[Start of Attachment]

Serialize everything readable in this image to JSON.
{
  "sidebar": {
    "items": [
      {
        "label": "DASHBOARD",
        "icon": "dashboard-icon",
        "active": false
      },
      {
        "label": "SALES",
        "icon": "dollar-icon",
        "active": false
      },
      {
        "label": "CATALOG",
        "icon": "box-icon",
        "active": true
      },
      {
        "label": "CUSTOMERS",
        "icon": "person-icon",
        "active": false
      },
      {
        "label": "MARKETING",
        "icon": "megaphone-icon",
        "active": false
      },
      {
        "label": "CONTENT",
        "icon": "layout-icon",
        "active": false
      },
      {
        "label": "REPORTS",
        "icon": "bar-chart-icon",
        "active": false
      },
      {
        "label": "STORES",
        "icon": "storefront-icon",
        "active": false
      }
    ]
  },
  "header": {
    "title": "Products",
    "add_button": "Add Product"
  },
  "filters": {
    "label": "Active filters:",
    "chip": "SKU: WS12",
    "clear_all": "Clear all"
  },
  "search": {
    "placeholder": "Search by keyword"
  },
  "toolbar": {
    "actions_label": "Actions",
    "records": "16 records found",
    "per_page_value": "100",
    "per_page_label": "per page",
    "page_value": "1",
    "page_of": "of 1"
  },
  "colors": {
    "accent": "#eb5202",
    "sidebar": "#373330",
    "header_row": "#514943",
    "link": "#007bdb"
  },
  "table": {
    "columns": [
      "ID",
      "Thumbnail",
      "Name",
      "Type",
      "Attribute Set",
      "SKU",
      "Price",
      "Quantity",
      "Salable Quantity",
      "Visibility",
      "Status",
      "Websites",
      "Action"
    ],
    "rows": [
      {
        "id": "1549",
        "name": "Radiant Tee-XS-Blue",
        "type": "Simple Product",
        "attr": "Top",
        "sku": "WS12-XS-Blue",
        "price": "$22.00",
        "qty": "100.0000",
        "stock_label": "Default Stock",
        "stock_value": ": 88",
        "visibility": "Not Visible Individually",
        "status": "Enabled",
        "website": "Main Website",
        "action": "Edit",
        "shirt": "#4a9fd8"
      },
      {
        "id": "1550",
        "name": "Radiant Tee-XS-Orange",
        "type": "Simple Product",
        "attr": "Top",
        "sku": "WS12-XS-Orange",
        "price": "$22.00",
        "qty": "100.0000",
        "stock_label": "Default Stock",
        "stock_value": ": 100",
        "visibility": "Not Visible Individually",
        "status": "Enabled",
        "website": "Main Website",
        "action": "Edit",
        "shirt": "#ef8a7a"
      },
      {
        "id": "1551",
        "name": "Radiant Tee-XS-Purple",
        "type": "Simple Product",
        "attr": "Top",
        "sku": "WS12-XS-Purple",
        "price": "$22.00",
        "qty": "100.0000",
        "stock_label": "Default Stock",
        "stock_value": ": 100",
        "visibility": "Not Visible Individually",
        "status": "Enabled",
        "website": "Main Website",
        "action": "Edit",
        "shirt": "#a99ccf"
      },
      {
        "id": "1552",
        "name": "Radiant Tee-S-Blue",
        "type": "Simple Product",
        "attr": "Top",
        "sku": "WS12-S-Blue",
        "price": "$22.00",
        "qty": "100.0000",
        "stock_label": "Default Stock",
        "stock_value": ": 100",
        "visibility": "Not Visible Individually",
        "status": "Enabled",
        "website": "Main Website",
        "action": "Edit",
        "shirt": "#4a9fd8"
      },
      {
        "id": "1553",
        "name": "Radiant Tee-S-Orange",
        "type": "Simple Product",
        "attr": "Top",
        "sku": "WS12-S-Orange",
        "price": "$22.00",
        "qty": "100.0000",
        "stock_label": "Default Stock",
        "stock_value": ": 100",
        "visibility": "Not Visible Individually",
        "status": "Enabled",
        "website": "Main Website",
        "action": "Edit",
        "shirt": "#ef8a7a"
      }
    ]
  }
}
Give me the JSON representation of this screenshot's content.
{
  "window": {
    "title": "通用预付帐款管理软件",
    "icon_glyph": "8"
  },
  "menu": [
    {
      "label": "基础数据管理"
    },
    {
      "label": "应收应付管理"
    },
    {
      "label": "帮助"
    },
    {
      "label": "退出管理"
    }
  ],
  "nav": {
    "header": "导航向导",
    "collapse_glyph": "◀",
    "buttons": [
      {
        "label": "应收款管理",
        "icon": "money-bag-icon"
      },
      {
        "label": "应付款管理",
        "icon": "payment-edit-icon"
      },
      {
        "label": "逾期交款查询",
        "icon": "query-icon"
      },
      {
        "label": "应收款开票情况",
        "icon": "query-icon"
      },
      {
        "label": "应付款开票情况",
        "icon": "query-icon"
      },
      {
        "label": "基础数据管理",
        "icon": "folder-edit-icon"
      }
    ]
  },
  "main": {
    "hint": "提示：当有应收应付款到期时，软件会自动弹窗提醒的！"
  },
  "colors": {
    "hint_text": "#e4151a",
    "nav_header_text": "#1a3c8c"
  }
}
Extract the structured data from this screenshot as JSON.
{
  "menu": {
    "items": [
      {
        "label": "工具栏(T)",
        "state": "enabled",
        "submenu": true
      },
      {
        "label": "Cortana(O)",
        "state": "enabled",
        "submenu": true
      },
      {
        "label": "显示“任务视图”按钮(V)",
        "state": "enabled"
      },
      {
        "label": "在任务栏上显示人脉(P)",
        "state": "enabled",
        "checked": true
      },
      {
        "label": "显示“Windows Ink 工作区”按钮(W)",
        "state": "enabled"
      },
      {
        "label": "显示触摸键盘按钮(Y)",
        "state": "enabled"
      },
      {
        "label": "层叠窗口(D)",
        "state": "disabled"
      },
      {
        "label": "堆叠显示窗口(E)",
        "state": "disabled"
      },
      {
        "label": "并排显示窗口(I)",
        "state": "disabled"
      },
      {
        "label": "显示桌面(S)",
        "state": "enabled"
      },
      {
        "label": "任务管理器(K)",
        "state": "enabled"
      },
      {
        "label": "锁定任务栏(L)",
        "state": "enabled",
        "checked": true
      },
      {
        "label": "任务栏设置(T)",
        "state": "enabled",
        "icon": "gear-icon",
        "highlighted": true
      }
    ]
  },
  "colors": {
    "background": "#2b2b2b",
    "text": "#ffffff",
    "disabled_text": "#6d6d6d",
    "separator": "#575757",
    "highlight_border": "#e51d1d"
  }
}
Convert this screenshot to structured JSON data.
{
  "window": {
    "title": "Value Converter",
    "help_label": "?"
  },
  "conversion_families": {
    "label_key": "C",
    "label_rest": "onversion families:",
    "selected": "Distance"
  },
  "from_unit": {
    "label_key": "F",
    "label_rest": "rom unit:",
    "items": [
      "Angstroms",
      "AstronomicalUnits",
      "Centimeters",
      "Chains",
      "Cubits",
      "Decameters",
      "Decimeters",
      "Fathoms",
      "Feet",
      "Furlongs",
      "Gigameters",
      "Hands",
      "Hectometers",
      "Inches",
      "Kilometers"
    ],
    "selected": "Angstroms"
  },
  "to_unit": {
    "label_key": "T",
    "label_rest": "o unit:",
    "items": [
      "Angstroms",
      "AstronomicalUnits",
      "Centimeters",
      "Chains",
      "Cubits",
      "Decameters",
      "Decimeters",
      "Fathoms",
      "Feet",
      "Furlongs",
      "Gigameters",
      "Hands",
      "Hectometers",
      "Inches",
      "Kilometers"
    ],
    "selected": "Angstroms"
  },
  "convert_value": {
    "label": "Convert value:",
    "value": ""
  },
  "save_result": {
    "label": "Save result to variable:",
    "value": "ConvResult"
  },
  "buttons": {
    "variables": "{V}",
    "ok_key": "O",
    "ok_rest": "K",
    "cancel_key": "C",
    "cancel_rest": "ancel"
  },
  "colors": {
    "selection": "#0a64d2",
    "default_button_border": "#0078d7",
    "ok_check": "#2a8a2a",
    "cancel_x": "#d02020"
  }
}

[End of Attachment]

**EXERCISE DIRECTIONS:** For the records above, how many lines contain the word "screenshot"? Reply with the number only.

**RESPONSE FOR THIS EXERCISE:** 3